Returning to the subject fresh and revitalised in January 2017, our second workshop contained another diverse representation from the sector. We continued to explore the themes of the five key tenets, but now with the focus on what these tenets represent, how they apply to workers, and the future for both people and society. The result was a wide ranging discourse covering all the questions, concerns and opportunities our working groups (pun intended!) want addressing. We've noted them all and will be exploring the issues in detail over the coming months as part of our coverage of the Future of Work. You can now find updates and information on our dedicated Future of Work page and join the conversation.
But how could we reword all this into a clear, cohesive and workable manifesto that reflects the value of our social currency whilst representing our new systems of working?
We (as workers, entrepreneurs, academics, parents and architects of change) considered and agreed how to best reflect our vision of the future of work and the issues we believe need to be considered by business, legislators, the media and workers themselves.
Our Manifesto for the Future of Work:
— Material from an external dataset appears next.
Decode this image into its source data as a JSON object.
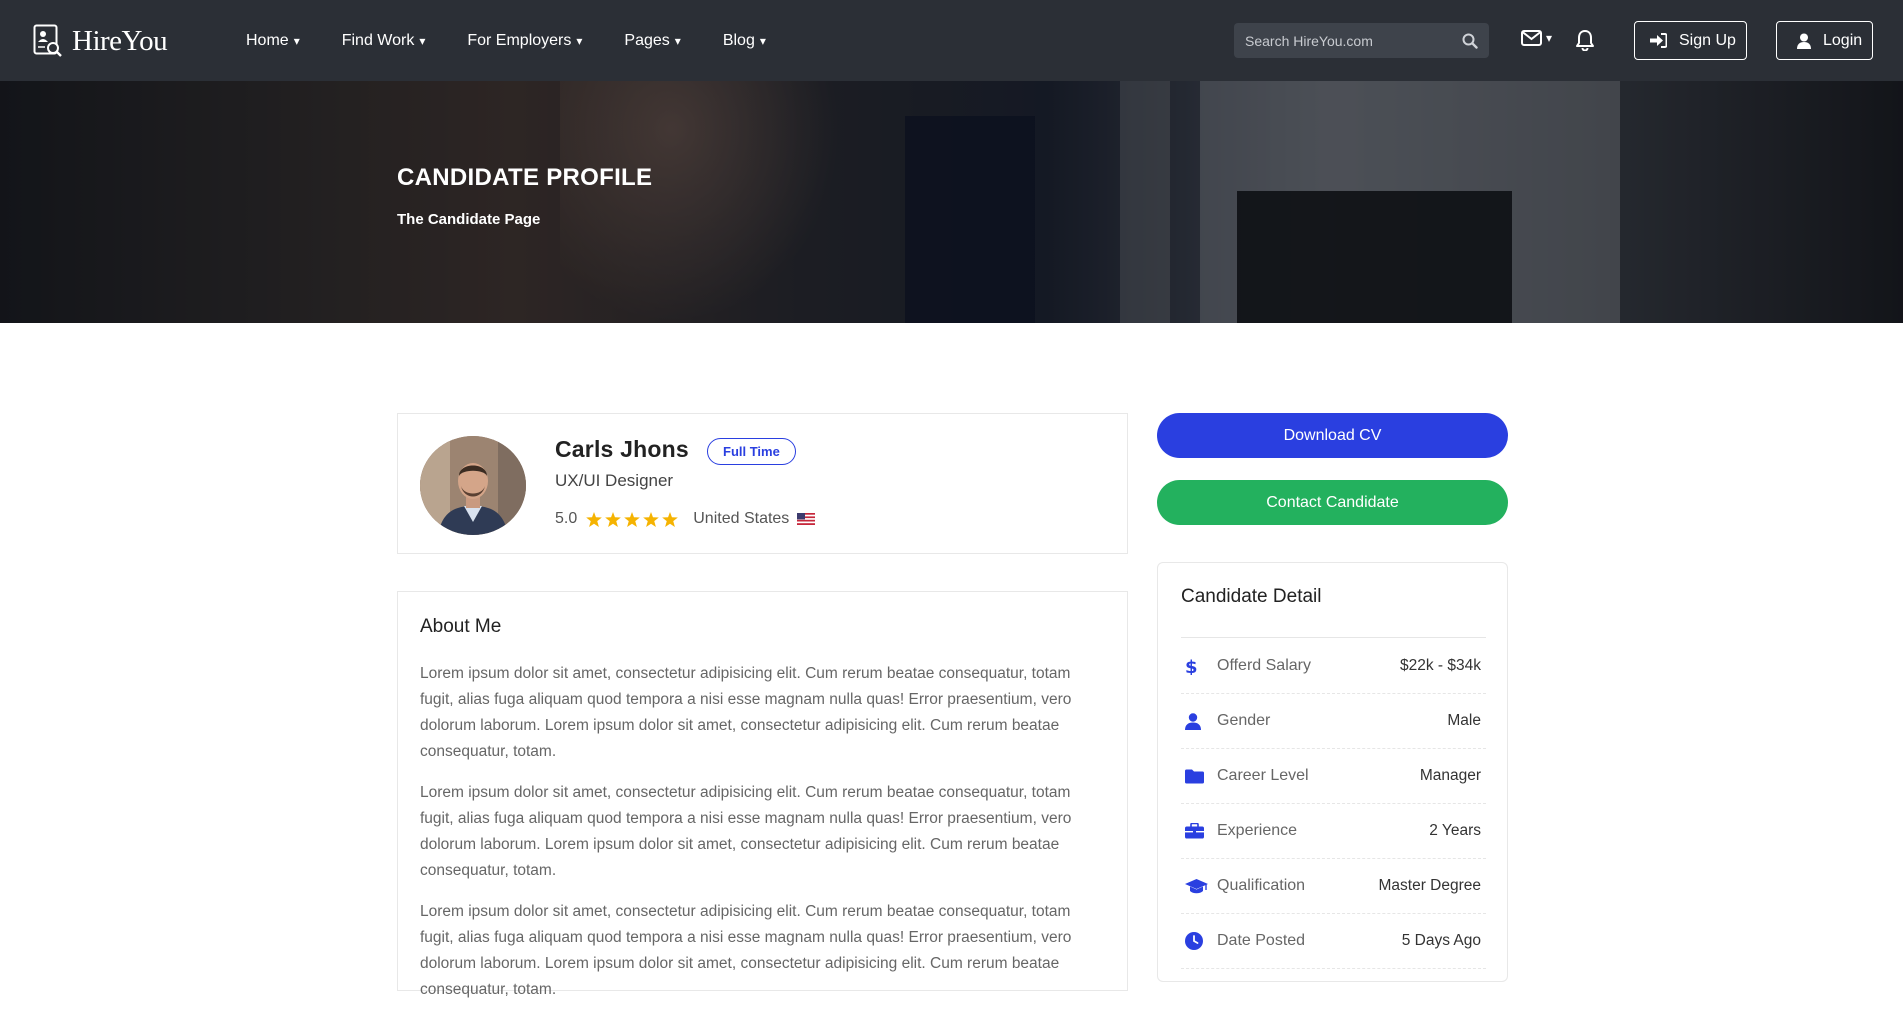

1. Ensure clear identification and classification of the agents of work; platforms, access points and participants within the Sharing Economy. Ensuring that platforms and business act as facilitators for worker participation, not as employers. Workers want trust and integrity from the platforms they engage with, ensuring flexible access for those who wish to utilize and purchase their services.
2. Provide clarity on the shared values that represent principles and ethics of working in the Sharing Economy. Building an economy based on trust and that offers efficiency of resource, commonality of goals, a community of participants, and ensures sustainability for the future.
3. Create stability through incentives. Ensuring that workers are offered the necessary tools to support new ways of flexible working, collectivisation of resources (new style co-operatives), and upstreaming change to refocus services towards workers' need rather than supplier convenience (i.e. annualising bills to allow flexible payment schedules).
4. Provide support and protection with fairness and transparency. Enabling ownership of the Self, particularly in regards to data. Ensuring access and portability of digital profiles to benefit workers, service providers and consumers in a balanced and fair way. The democratisation of reputation and value.
5. Develop cross-community inclusion and engagement. Changing the societal mindset to one of conscious caring to ensure access for all through inter-generational interaction. From our schools and educational institutions, through to ensuring inclusive approaches to community living in our streets.
Does this resonate with you? Is this a workable blueprint for future workers? We'd love to hear your thoughts, and for our fellow Sharers to contribute to this live debate around our collective future.
We will be posting further discussion pieces and continue our dialogue with the industry, RSA and other organisations actively involved in providing for the future of work. Please do email us at firstname.lastname@example.org.Here's to a workable future for all!